‘Terraform’ in the Realm of Cloud Architecture: The Need for a Well-Defined Workflow

Terraform, a powerful tool for building, changing, and managing cloud infrastructure safely and efficiently, has garnered the undivided attention of the tech fraternity. What started off as a tool to deal with server configuration has gradually transcended to manage the complex infrastructural demands of today’s cloud architectures, evolving as the de-facto standard for expressing such necessities in cloud environments. Kelsey Hightower, a celebrated software engineer known for his advocacy for open-source software, cloud computing, and Kubernetes, adeptly expressed this sentiment during an insightful conversation that triggered reflective thoughts on how crucial it is to formulate a proper workflow system.

As IT leaders, the concept of a ‘platform’ is viewed as the stable construct petrifying after the phase of experimentation has taken its due course. The similarity between the process of software development and constructing a building can help clarify this concept. One doesn’t start adding furniture till the foundation, framework, and roofing are solidified. Similarly, a well-designed platform requires a phase of supportive exploration known as a ‘proof of concept’ (PoC). The stable platform begins to materialize only after the necessities have been ascertained and it’s no longer in the “let’s see if it’s going to work” stage.

However, experiencing frustrations along this path is common, stemming from skipping crucial steps and diving headfirst into creating something stable for the long term, without completing the necessitated groundwork. For instance, the temptation to deploy something brand-new like Apache Kafka – a distributed streaming platform – into Terraform for a PoC round, is merely an accelerated attempt to bypass the much-needed ad-hoc experimentation. This generally results in suboptimal outcomes. At this early stage, technologists should ideally direct their efforts to explore, to make critical errors, and to learn from them in an isolated environment before irrevocably integrating it into production.

A more pragmatic approach demands the creation of a “Version One,” which is a summation of all the decisions derived from tinkering and tuning during the learning phase. At this stage, decisions about capacity, security, access control, and other key factors should already have been ratified, based on the outcomes of the PoC. The resultant stability opens the option for “config” – to consistently construct, expand, and modify infrastructure.

From a managerial perspective, the ideal scenario post this stage would be to have smaller increments of changes – a practice embodying the iterative workflow. As the infrastructural demands evolve, the proposed amendments need to be reflected in the configurations. However, such changes should occur incrementally, in line with the actual necessities. For instance, a slight increase in memory should result in a reflective increase in the config, obeying uniformity.

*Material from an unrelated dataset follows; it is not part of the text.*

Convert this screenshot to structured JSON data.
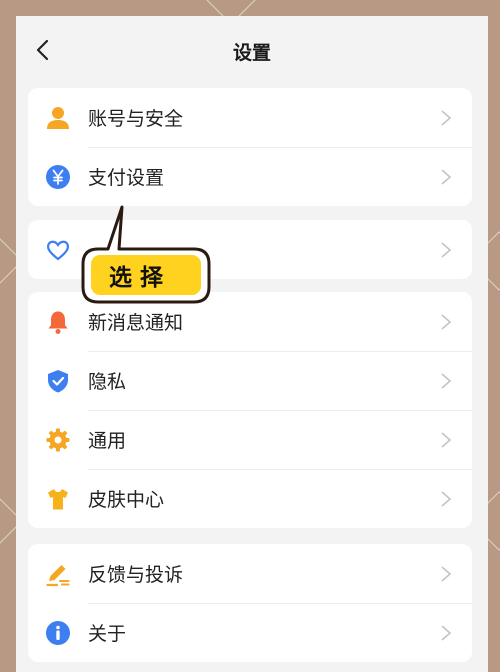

The idea is to preserve the conversation flow, build consensus, and then allow the configuration to change. Sounds like the holy grail, doesn’t it?

As IT leaders, it’s critical that we delineate the path clearly for our tech teams. We need to provide the scaffolding they need for exploration, allow the lessons to guide the construction, and hone a perpetually iterating, consensus-driven approach, ultimately leading to a stable, compliant, and manageable platform. It’s exactly this kind of workflow that most tech enthusiasts and engineers seek, and exactly what we, as leaders, should strive to cultivate in our organizations.

Author's Bio

Tyson Kunovsky

CEO, AutoCloud